The researchers looked at what types of disability may be associated with home birth and the risk of disability. They give examples of where new-borns may require interventions not readily available in the home environment, such as when a labour is ‘obstructed’ or a baby is born with hypoxic brain injury (caused by not enough oxygen to the brain). They say immediate treatment is crucial to the outcome of the baby and that delay in transferring to an appropriate hospital may result in permanent severe disability for the child.
The researchers report there is limited data available on the risk of long-term disability after homebirth. This is, in part because documenting disability requires difficult, expensive and very large long-term follow up studies. They say another reason is that reliable data is hard to come by because many home births where complications are experienced transfer to hospital and are recorded as hospital births.
In what the researchers describe as a ‘brief review’ of the literature, they describe particular studies on homebirth that have mixed findings.
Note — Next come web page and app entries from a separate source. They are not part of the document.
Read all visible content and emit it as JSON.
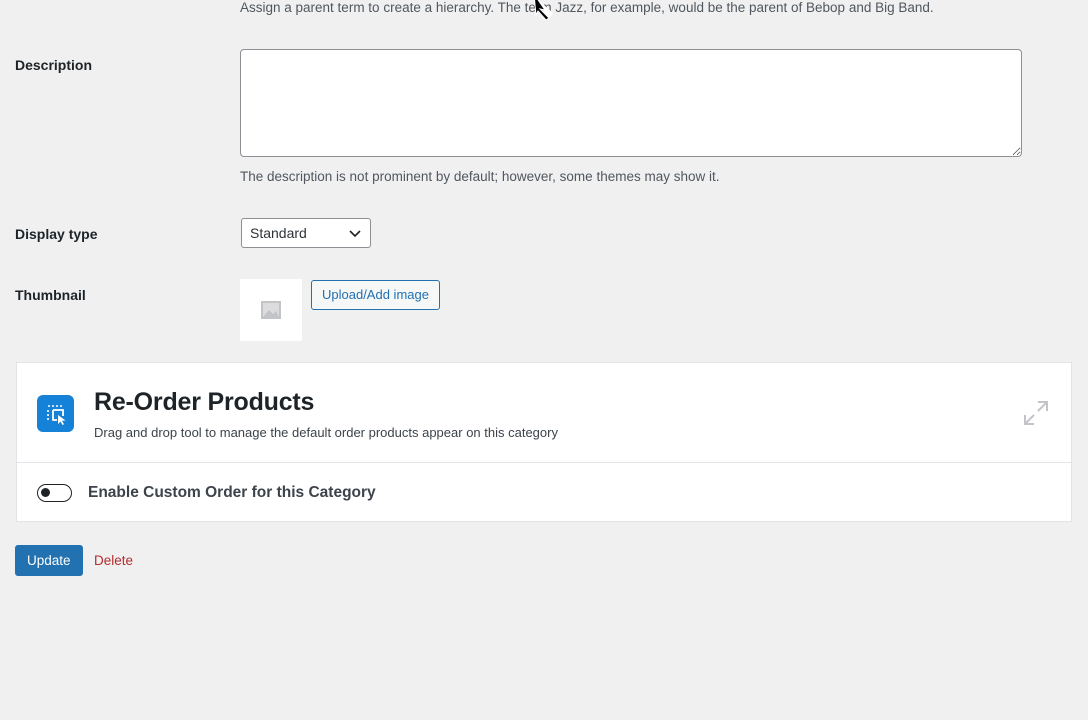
{
  "parent": {
    "help_text": "Assign a parent term to create a hierarchy. The term Jazz, for example, would be the parent of Bebop and Big Band."
  },
  "description": {
    "label": "Description",
    "value": "",
    "help_text": "The description is not prominent by default; however, some themes may show it."
  },
  "display_type": {
    "label": "Display type",
    "selected": "Standard"
  },
  "thumbnail": {
    "label": "Thumbnail",
    "upload_label": "Upload/Add image"
  },
  "reorder_panel": {
    "title": "Re-Order Products",
    "subtitle": "Drag and drop tool to manage the default order products appear on this category",
    "toggle_label": "Enable Custom Order for this Category",
    "toggle_on": false,
    "logo_icon": "reorder-logo-icon",
    "expand_icon": "expand-icon"
  },
  "actions": {
    "update_label": "Update",
    "delete_label": "Delete"
  },
  "colors": {
    "primary": "#2271b1",
    "danger": "#b32d2e",
    "logo": "#1582d8",
    "background": "#f0f0f1"
  }
}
One UK study was reported as finding women on their second or more birth with a planned home birth experienced fewer ‘interventions’ than those planning birth in an obstetric unit, with no impact on outcomes for the baby around the time of the birth. A reported limitation of this study was that it may have been underpowered to detect major disease.
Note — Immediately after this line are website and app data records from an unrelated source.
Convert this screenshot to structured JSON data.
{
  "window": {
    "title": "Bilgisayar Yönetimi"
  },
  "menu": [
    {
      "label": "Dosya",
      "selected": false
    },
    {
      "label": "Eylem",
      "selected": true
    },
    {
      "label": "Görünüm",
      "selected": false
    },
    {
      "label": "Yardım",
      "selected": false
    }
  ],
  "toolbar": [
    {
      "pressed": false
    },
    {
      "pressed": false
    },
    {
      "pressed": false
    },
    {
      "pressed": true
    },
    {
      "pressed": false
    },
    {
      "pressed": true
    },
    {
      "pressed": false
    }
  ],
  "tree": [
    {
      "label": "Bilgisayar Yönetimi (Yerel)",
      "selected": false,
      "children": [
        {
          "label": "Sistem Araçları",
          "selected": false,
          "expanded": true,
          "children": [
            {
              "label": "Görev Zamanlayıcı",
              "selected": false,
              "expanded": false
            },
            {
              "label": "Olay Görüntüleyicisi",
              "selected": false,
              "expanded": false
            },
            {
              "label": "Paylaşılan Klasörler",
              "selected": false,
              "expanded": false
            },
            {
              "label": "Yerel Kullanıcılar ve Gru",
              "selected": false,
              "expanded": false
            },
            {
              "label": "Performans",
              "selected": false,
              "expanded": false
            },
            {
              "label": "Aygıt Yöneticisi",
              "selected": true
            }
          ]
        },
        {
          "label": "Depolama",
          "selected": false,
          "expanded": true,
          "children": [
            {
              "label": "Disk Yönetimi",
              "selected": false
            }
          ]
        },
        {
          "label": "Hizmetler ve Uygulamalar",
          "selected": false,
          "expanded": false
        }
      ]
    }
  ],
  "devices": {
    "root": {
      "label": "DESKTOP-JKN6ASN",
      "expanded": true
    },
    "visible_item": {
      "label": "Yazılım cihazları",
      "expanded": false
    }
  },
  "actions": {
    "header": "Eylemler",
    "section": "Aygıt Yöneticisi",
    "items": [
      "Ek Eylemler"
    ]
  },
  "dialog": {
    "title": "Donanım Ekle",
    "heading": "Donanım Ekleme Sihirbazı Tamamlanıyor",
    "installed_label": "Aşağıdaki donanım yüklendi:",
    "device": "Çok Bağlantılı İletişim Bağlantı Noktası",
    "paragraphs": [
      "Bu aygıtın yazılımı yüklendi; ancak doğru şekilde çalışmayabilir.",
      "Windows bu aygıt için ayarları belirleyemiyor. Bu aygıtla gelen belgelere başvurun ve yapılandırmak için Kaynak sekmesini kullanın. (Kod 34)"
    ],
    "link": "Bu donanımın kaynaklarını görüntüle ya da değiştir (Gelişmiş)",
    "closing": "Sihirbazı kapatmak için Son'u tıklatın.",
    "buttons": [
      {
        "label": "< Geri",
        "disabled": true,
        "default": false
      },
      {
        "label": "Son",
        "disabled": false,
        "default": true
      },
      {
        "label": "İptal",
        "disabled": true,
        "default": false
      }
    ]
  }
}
They also describe a study that showed significantly worse outcomes for the baby in home births – pooled findings (a meta-analysis) from 12 studies and 500,000 planned homebirths showed newborn death tripled.
The researchers also look at the ethical and moral obligations of mothers and professionals around birthing. They make the point that death of the mother or child during childbirth (which is rare), must be recorded, but that if the baby is injured during childbirth, the full extent of the harm is often not obvious until years later.
They say that choices by mothers and professionals that raise the chances of long-term disability for the child involves harm to people that will exist and that this is morally relevant harm.
They make the case that the benefits to the mother who chooses to home birth are outweighed by the potential risk of long-term disability to the child. And placing your own needs over the long-term safety of your child could be, in their opinion, an example of unethical behaviour.
Laws around home birthing are also described in the review.
This narrative review has looked at the risks of homebirth and future risk to the child.
The review has been written by two experts in the field and may not represent the opinions of other experts.
This research was not a systematic review and as the methods used by the researchers for gathering studies that looked at homebirths are not reported, it is unclear if the researchers have captured all of the relevant literature on this topic. Also, they may have selectively chosen to showcase studies that supported their argument. So, the studies presented may provide a biased view of the topic.
That said, and despite the researchers arguing that homebirth should not be recommended by professionals, they do recognise that most women will deliver at home with good outcomes for both the mother and child. Current estimates suggest that in the UK, having a first baby at home slightly increases the risk of a poor outcome for the baby, including death and complications that may result in long-term health problems (from five poor outcomes in 1,000 for a hospital birth to nine in 1,000 – almost 1% – for a home birth). For low risk women having a second of subsequent baby home birth does not increase the risk (3 poor outcomes per 1000 births for hospital births and 2 per 1000 births for home births).
A case could be made that rather than discouraging home births, we should instead be improving the levels of support to women who choose to home birth and so reduce the risk of complications. However, in cash-strapped times there are always going to be competing priorities.